The drivers were not too happy about us refusing to pay the extortionate prices and decided to lock our bags in the car until we coughed up. Lots of argueing followed. Pam, being the ever-efficient project manager, tracked down the Vietnamese owner of our desired hotel to aid us in our hour of need. For once, he came through and backed us up, telling the thieving, cowboy drivers point blank that they were trying it on, had been caught out and should except the 1 dollar that we had offered. Job jobbed! A win for the Westerners; score is now curently 1:56. The come-back has started!
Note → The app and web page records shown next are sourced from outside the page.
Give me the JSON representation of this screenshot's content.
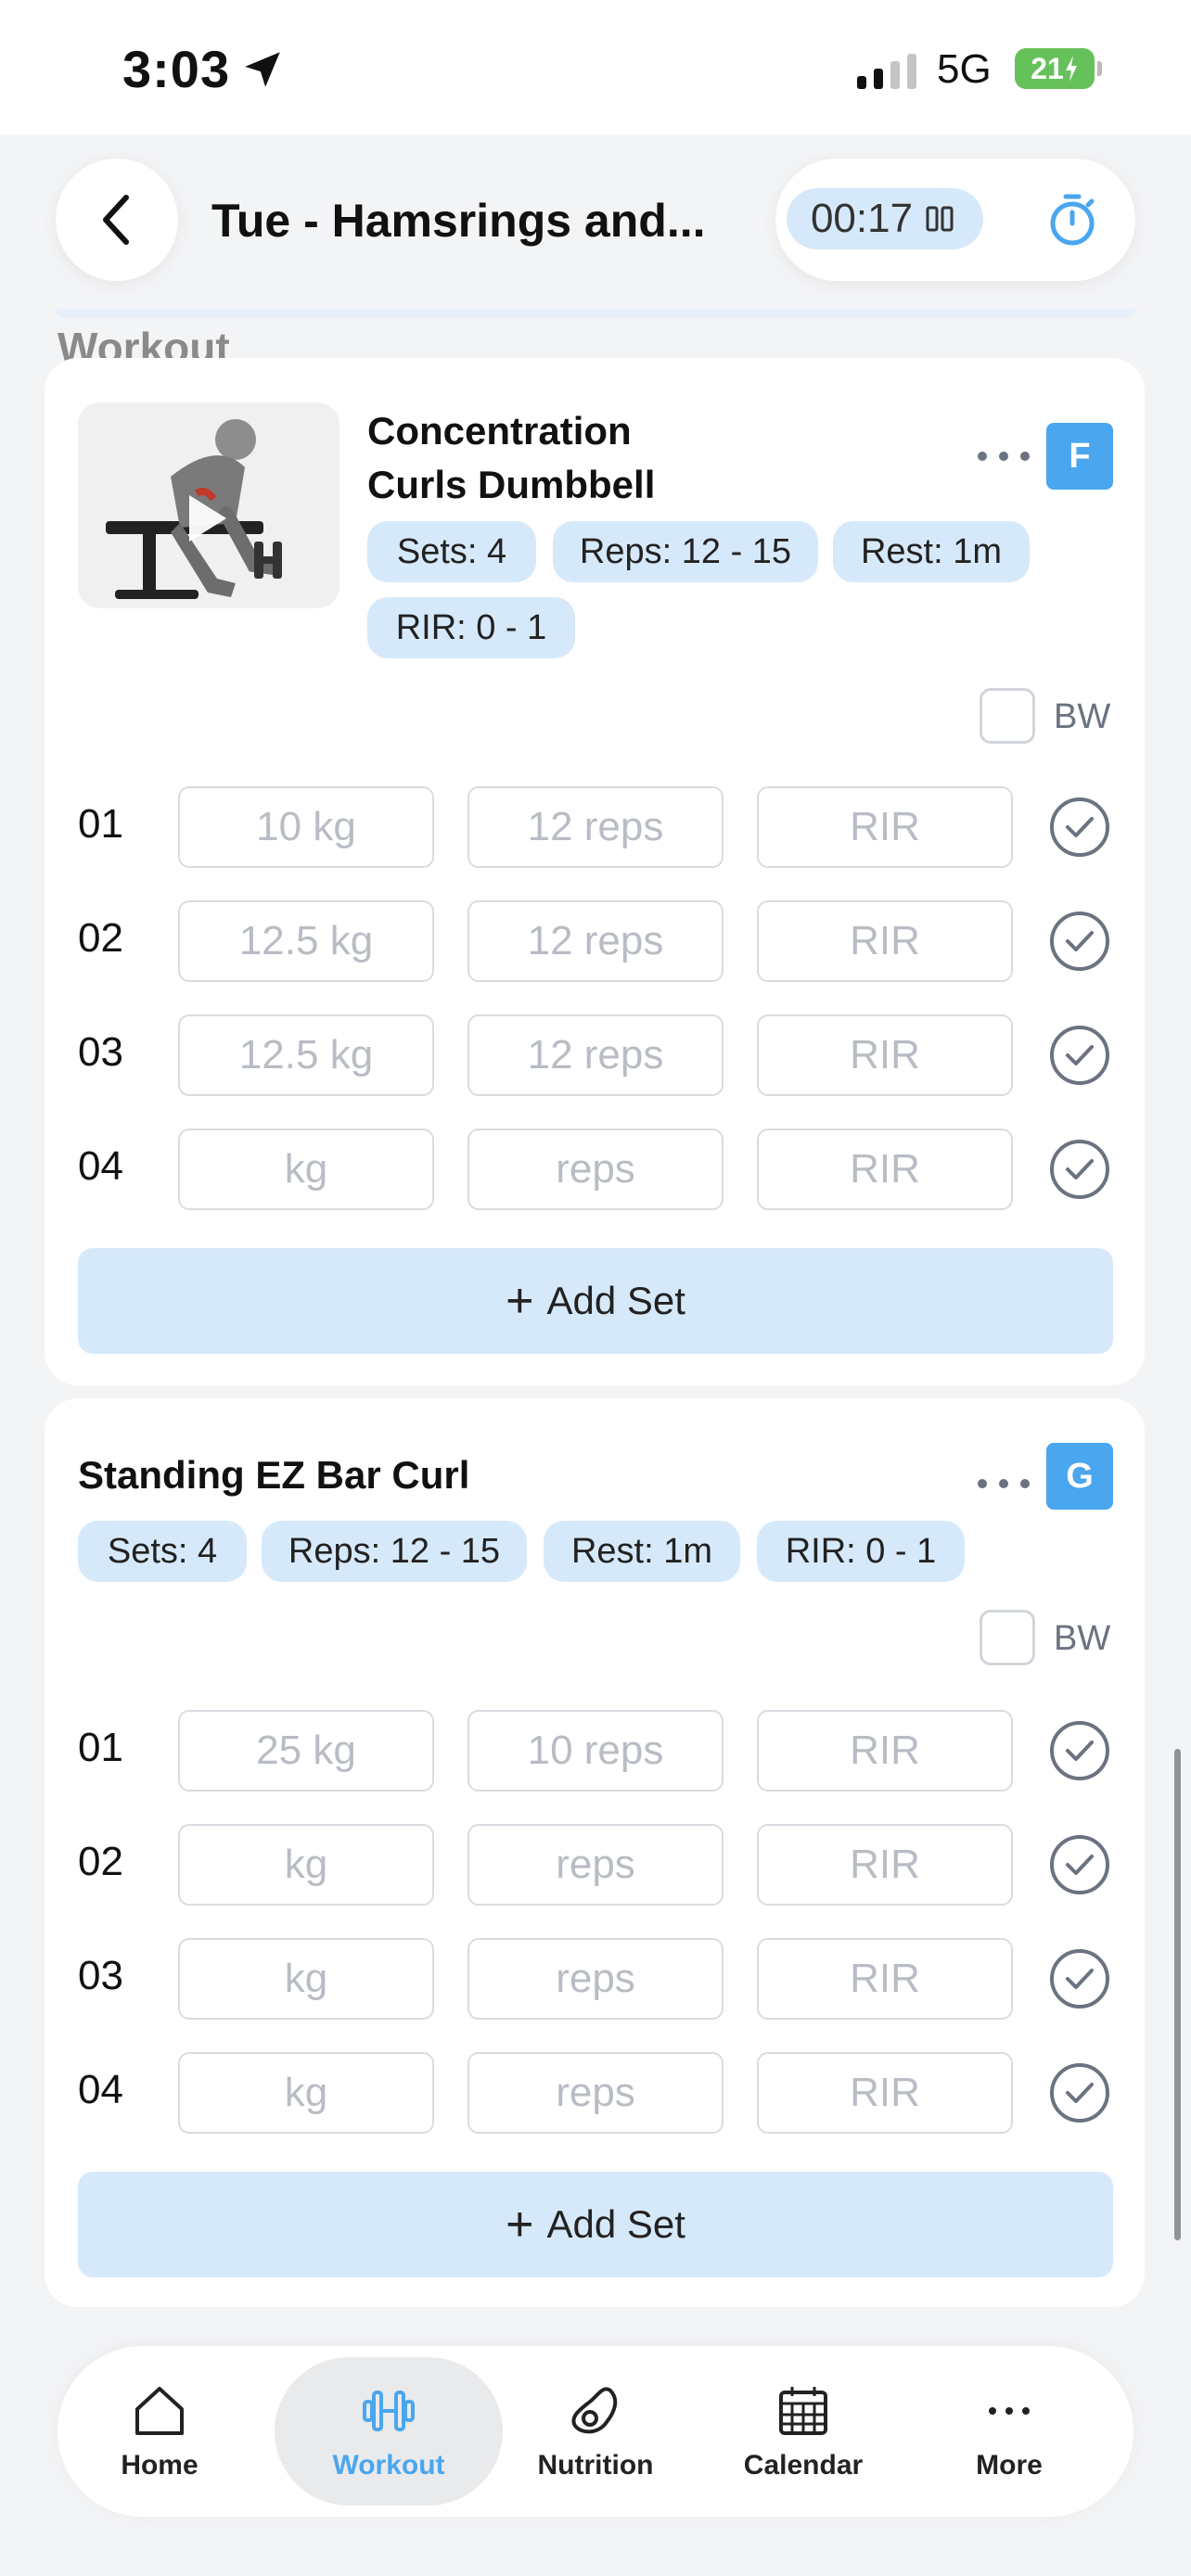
{
  "status": {
    "time": "3:03",
    "network": "5G",
    "battery": "21"
  },
  "header": {
    "title": "Tue - Hamsrings and...",
    "timer": "00:17"
  },
  "section_label": "Workout",
  "exercises": [
    {
      "name": "Concentration Curls Dumbbell",
      "badge": "F",
      "chips": [
        "Sets: 4",
        "Reps: 12 - 15",
        "Rest: 1m",
        "RIR: 0 - 1"
      ],
      "bw_label": "BW",
      "sets": [
        {
          "num": "01",
          "weight": "10 kg",
          "reps": "12 reps",
          "rir": "RIR"
        },
        {
          "num": "02",
          "weight": "12.5 kg",
          "reps": "12 reps",
          "rir": "RIR"
        },
        {
          "num": "03",
          "weight": "12.5 kg",
          "reps": "12 reps",
          "rir": "RIR"
        },
        {
          "num": "04",
          "weight": "kg",
          "reps": "reps",
          "rir": "RIR"
        }
      ],
      "add_set_label": "Add Set"
    },
    {
      "name": "Standing EZ Bar Curl",
      "badge": "G",
      "chips": [
        "Sets: 4",
        "Reps: 12 - 15",
        "Rest: 1m",
        "RIR: 0 - 1"
      ],
      "bw_label": "BW",
      "sets": [
        {
          "num": "01",
          "weight": "25 kg",
          "reps": "10 reps",
          "rir": "RIR"
        },
        {
          "num": "02",
          "weight": "kg",
          "reps": "reps",
          "rir": "RIR"
        },
        {
          "num": "03",
          "weight": "kg",
          "reps": "reps",
          "rir": "RIR"
        },
        {
          "num": "04",
          "weight": "kg",
          "reps": "reps",
          "rir": "RIR"
        }
      ],
      "add_set_label": "Add Set"
    }
  ],
  "nav": {
    "items": [
      {
        "label": "Home",
        "icon": "home-icon"
      },
      {
        "label": "Workout",
        "icon": "dumbbell-icon"
      },
      {
        "label": "Nutrition",
        "icon": "avocado-icon"
      },
      {
        "label": "Calendar",
        "icon": "calendar-icon"
      },
      {
        "label": "More",
        "icon": "more-icon"
      }
    ],
    "active": "Workout"
  },
  "colors": {
    "accent": "#4aa6ee",
    "chip": "#d6e9fa",
    "battery": "#66c15a"
  }
}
To repay the owner for his kindness we took a look at he rooms and decided that they were not for us (another rubbish recommendation from the Lonely Planet) and went to look elsewhere. Not content in just walking away, Pam took offence at his 8-foot illuminated sign, donned her rucksack and swatted the sign to the floor like a marked mosquito, with a vengeance that I have never seen before, smashing every single light bulb inside. Not content with this wantan damage, Pam ensured that the sign also took out the table standing behind it that had quite obviously been in his family for generations; it was not even any good for fire wood. By the time Pam had finished, it looked like the scene out of an Arnie film. Feeling bad about her behaviour, Pam made amends by turning high heel and running for the hills - all class that girl!
We planned to leave Hanoi to venture down to Halong Bay, but had to wait for our visa extensions to be completed. However, during this time, a typhoon hit the area we were heading for so our trip was delayed by a couple of days. But every cloud has a silver lining, and with the extra time I got to talk to Sarah on her wedding day (still cannot believe we missed it) and I had two silk suits made. Finally, after a week, the weather cleared. We rearranged our trip to Halong Bay for a later date and left Hanoi heading for Sapa, the Scottish Highlands of Vietnam.